▸ Prompt: From the records that follow, copy every line that contains the word "mcedit".

────

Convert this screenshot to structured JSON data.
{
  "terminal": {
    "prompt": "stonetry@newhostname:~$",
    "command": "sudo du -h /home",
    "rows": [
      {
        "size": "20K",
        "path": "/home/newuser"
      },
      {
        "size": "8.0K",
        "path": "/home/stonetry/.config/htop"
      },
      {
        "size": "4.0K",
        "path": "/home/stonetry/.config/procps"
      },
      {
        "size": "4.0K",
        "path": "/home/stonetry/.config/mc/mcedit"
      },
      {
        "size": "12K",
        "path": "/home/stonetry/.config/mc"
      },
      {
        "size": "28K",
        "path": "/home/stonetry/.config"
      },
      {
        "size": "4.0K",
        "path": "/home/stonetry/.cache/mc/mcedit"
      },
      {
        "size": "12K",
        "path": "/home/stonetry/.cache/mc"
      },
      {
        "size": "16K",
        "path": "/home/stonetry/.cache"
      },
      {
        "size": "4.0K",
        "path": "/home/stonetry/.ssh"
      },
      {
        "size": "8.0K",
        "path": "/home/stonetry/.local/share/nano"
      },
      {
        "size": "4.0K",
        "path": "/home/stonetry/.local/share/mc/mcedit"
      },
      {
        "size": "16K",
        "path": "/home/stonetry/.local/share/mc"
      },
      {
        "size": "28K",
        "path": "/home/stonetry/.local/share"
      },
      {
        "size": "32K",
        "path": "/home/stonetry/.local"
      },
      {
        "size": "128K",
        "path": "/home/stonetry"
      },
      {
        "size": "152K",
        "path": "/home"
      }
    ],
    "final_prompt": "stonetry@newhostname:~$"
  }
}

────

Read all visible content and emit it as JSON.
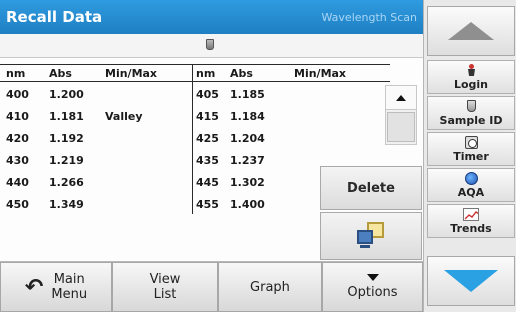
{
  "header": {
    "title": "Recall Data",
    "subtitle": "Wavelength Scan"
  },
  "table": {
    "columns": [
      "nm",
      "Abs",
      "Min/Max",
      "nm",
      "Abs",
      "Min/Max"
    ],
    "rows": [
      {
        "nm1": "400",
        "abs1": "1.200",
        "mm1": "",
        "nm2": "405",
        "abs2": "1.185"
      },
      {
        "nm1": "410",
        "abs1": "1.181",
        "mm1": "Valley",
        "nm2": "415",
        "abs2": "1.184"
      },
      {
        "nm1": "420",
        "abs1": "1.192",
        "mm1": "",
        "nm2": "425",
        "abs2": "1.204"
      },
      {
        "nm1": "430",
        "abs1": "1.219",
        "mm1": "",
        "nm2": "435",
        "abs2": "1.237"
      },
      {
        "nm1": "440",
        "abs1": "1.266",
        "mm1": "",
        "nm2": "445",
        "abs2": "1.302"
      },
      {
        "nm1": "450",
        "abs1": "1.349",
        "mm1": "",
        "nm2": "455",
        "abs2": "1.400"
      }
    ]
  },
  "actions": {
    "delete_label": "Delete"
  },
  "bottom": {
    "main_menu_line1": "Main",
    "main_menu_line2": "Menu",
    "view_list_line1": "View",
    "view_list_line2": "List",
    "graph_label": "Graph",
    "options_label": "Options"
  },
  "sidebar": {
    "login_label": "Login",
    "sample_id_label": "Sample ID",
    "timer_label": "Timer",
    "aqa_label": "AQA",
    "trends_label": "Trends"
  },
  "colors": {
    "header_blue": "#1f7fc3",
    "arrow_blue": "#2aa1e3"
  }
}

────

▸ Response:
        "path": "/home/stonetry/.config/mc/mcedit"
        "path": "/home/stonetry/.cache/mc/mcedit"
        "path": "/home/stonetry/.local/share/mc/mcedit"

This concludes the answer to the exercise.